How to Remove Nail Polish From Carpet
Removing nail polish stains is not an easy process, but the right technique and supplies make it possible. Nonacetone nail polish remover, hydrogen peroxide or acetone are just a few items that can be used to remove nail polish stains from the carpet.
Test your chosen stain remover on an inconspicuous piece of carpet inside a closet before using it on the stain. In case of discoloration, the test sight will be hidden from view. Do not test under a sofa or other piece of furniture because you may want to rearrange someday.
Non-Acetone Nail Polish Remover
Nonacetone nail polish remover is preferred by many manicure professionals over the acetone variety because it is gentle on cuticles. Because it relies on ethyl acetate or methyl ethyl ketone as its key ingredient instead of powerful acetone, nonacetone nail polish remover is slower to remove than polish. With a little patience and persistence, though, this beauty staple can remove your wet or dry nail polish stain from any kind of carpet.
- Blot as much wet nail polish as possible on paper towels. Do not to rub the stain, or you will make it larger.
- Apply nonacetone nail polish remover to the stain. Drop a small amount onto the stain; then blot with a clean dry cloth.
- Continue alternating these steps until the stain is gone.
Acetone is a fast remover of nail polish. Applied in small amounts, it can be an effective and efficient way to remove nail polish stains from carpet. The key is to use it in small amounts and to apply it directly onto the stain to prevent the risk of spreading the stain or damaging the unstained carpet fibers.
- Blot any wet nail polish with paper towels.
- Apply acetone by pouring or dropping it onto a cloth; then blotting it directly onto the stain. Do not pour acetone onto carpet: It can eat away the carpet backing.
- Blot the acetone with a clean dry cloth; then continue alternating these steps until the stain is gone.
Hydrogen peroxide has bleaching effects, so use it on white or light-colored carpets only.
- Control the amount of hydrogen peroxide used by pouring it onto a clean white cloth to apply to the stain to keep the rest of the carpet from lightening during the stain removal process.
- Blot the stain with the hydrogen peroxide; then blot with a clean, dry cloth.
Other Household Items
The same cleaning application and blotting method to remove nail polish stains can be attempted with these household items:
- Rubbing alcohol (clear)
- Hydrogen peroxide-based carpet cleaners
- Baking soda and water paste
- White vinegar
Tips and Warnings

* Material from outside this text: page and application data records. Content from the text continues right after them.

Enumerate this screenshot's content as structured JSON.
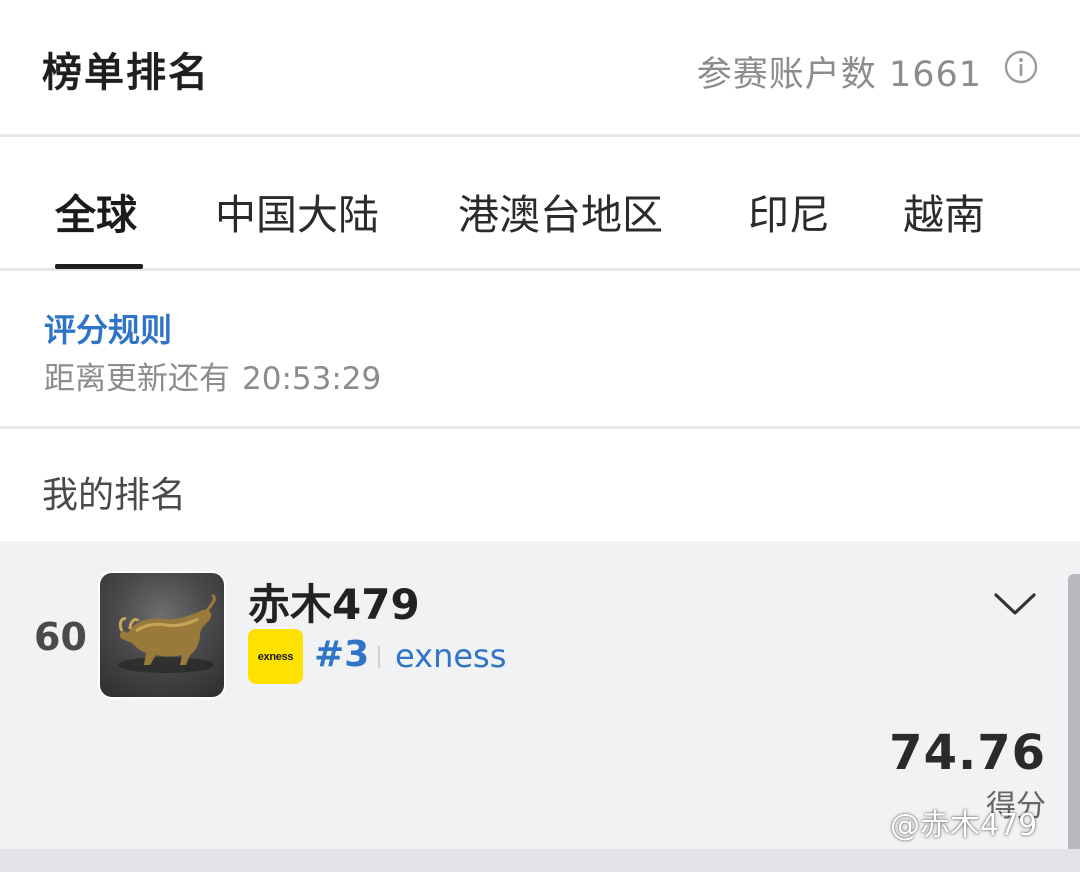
{
  "header": {
    "title": "榜单排名",
    "participant_count_text": "参赛账户数 1661",
    "info_icon": "info-icon"
  },
  "tabs": [
    {
      "label": "全球",
      "active": true
    },
    {
      "label": "中国大陆",
      "active": false
    },
    {
      "label": "港澳台地区",
      "active": false
    },
    {
      "label": "印尼",
      "active": false
    },
    {
      "label": "越南",
      "active": false
    }
  ],
  "rules": {
    "link_label": "评分规则",
    "countdown_label": "距离更新还有",
    "countdown_time": "20:53:29"
  },
  "my_rank": {
    "section_label": "我的排名",
    "rank": "60",
    "avatar_icon": "bull-avatar",
    "username": "赤木479",
    "broker_logo_text": "exness",
    "broker_rank": "#3",
    "broker_name": "exness",
    "score": "74.76",
    "score_label": "得分",
    "expand_icon": "chevron-down-icon"
  },
  "watermark": "@赤木479",
  "colors": {
    "accent_blue": "#2f74c6",
    "broker_yellow": "#ffe100",
    "card_bg": "#f1f2f4",
    "muted_text": "#8a8c90"
  }
}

If the stain is a small fleck isolated on a small section of shag or pile carpet, blot as much as possible; then trim away the remaining stain with scissors. In a small area, the difference in the pile will not be so obvious. Do not try this with Berber carpets because they are made of looped fibers.
Use acetone, methyl ethyl ketone, ethyl acetate or acetone in a well-ventilated area. Open windows while cleaning and run a fan if possible. Wear a NIOSH- approved face mask if possible.